While the interior gardens of the Alhambra and Generalife were lush, outside the walls the landscape was left naturally dry. These gardens offer beautiful examples of how to highlight the native landscape—creating a sense of regionalism and “place” many designers seek today—and using water only where people actually use the space.
Today, Granada’s urban plazas offer shade and flexibility within a built environment crafted from native stone and furnished with plants and trees. Vines dramatically cover the walls of buildings, creating lushness without a great deal of water. Regional materials highlight the uniqueness of the space, and make the urban fabric feel grounded in place, in contrast to the sameness of California’s often water-intensive commercial landscapes.
Cordova and Seville, Spain
The Mezquita or Great Mosque in Cordova, Spain, originally built in 786, provides further examples of maximizing water use for today. The Patio de los Naranjos, or Orange Courtyard, was originally planted on a grid lining up with the mosque’s interior posts to form an extension of this place of worship. A system of runnels directed water from cisterns and rainwater captured by gables on the roof to each tree with minimal evaporation and water loss.
During the Reconquista King Ferdinand III conquered Seville, Spain, and moved the Castilian court to the Alcazar, a Moorish fort that predates the Alhambra. Muslims that did not convert to Christianity became known as Mudejar. Islamic design continued to influence Iberian architecture and decoration for Muslims, Christians, and Jews. The political leadership was Castilian; the gardens were Muslim.

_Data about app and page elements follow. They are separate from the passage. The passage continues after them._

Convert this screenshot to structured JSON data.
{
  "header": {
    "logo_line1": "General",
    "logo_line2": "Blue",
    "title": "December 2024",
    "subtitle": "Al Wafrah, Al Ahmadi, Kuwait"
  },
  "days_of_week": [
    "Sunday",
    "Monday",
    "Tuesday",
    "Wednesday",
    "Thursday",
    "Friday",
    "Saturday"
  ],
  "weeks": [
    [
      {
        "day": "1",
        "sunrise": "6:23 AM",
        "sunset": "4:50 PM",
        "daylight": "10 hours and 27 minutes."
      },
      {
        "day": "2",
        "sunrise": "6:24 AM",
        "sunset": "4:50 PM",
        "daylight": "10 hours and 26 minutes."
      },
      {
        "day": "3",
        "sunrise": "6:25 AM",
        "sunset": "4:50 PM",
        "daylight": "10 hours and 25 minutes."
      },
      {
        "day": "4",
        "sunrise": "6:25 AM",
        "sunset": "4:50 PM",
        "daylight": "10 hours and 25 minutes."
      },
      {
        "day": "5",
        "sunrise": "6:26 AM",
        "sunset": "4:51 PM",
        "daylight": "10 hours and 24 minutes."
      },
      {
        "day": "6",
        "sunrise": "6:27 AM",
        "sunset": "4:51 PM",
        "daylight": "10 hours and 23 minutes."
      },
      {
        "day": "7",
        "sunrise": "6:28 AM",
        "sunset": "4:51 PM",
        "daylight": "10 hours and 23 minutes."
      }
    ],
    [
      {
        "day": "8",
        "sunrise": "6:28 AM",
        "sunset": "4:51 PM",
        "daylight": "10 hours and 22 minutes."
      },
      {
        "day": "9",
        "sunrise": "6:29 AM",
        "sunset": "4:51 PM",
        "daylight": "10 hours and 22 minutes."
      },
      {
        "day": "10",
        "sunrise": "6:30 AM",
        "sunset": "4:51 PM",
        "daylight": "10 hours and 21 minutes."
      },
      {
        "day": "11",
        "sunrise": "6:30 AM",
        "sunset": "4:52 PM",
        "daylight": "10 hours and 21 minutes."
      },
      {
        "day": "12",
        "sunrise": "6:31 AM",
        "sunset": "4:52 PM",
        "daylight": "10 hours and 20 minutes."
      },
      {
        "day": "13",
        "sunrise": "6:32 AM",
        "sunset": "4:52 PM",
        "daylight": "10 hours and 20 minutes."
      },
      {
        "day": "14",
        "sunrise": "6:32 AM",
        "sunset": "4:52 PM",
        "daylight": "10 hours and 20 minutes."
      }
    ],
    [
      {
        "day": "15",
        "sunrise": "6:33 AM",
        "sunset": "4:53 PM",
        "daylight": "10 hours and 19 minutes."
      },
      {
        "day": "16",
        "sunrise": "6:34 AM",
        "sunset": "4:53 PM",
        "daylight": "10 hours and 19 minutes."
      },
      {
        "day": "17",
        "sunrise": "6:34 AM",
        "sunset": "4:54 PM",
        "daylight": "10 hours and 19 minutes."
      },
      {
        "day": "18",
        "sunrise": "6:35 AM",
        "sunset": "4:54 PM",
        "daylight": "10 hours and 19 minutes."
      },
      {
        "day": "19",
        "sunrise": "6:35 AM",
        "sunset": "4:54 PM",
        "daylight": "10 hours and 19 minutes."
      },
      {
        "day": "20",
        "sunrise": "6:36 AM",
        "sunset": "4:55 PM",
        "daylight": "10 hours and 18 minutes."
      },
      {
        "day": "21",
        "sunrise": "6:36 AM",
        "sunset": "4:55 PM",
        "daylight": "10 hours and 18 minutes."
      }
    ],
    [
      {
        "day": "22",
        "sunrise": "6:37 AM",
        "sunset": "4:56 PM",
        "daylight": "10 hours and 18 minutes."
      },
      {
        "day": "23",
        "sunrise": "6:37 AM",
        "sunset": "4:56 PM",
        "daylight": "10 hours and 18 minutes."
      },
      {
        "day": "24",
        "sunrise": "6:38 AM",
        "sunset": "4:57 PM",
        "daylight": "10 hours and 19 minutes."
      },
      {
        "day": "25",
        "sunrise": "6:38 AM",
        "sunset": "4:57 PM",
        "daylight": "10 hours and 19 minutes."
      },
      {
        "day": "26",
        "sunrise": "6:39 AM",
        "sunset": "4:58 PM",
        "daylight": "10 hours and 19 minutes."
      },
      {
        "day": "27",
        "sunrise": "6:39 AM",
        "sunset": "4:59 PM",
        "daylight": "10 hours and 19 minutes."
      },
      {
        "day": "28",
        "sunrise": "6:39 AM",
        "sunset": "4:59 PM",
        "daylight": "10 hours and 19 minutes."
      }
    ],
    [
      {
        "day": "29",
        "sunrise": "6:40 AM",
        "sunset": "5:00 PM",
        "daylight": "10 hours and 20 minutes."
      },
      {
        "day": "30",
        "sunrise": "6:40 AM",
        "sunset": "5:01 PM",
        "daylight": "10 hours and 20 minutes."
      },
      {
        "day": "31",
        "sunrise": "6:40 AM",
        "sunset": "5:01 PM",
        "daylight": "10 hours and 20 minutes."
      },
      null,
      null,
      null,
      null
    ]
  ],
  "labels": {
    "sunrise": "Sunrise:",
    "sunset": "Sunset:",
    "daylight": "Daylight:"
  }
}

Courtyards within the Alcazar were organized in the four quadrants of chahār bāgh with recessed flowerbeds running alongside water features similar to those at the Alhambra’s Patio of the Lions. The strong geometry of the garden layout was reinforced by evergreen hedges surrounding flowers and fruit trees irrigated by a gravity-fed system of runnels that connected to a water supply captured at a high point in the design. In many ways, it was an early drip irrigation system.
While the Alcazar was a royal garden, a carmen was a residential garden in the courtyard of a traditional Andalusian house; a design based on the idea of figuratively transporting an orchard into a urban scene. These gardens were lush and overflowing with pockets of color and foliage within the paved space. A small water feature was often included for its aesthetic as well as its cooling properties in this hot-summer climate.
Ancient Lessons for Contemporary California
Living in a desert, the Moors saw water as a precious resource, capturing it for re-use in the landscape. A “systems design” approach—a new phrase for an ancient model where everything worked together—balanced functional design and beauty. Plants and water were used in often minimalist but purposeful ways, focused on living spaces while leaving the native landscape dry.
Gardeners and designers in a Mediterranean climate can learn a great deal from these historical examples. Contemporary application of the Moors’ ideas provides a way to begin to “re-learn” and reuse the technology, theory, and approach of ancient cultures, adapting them to modern garden design.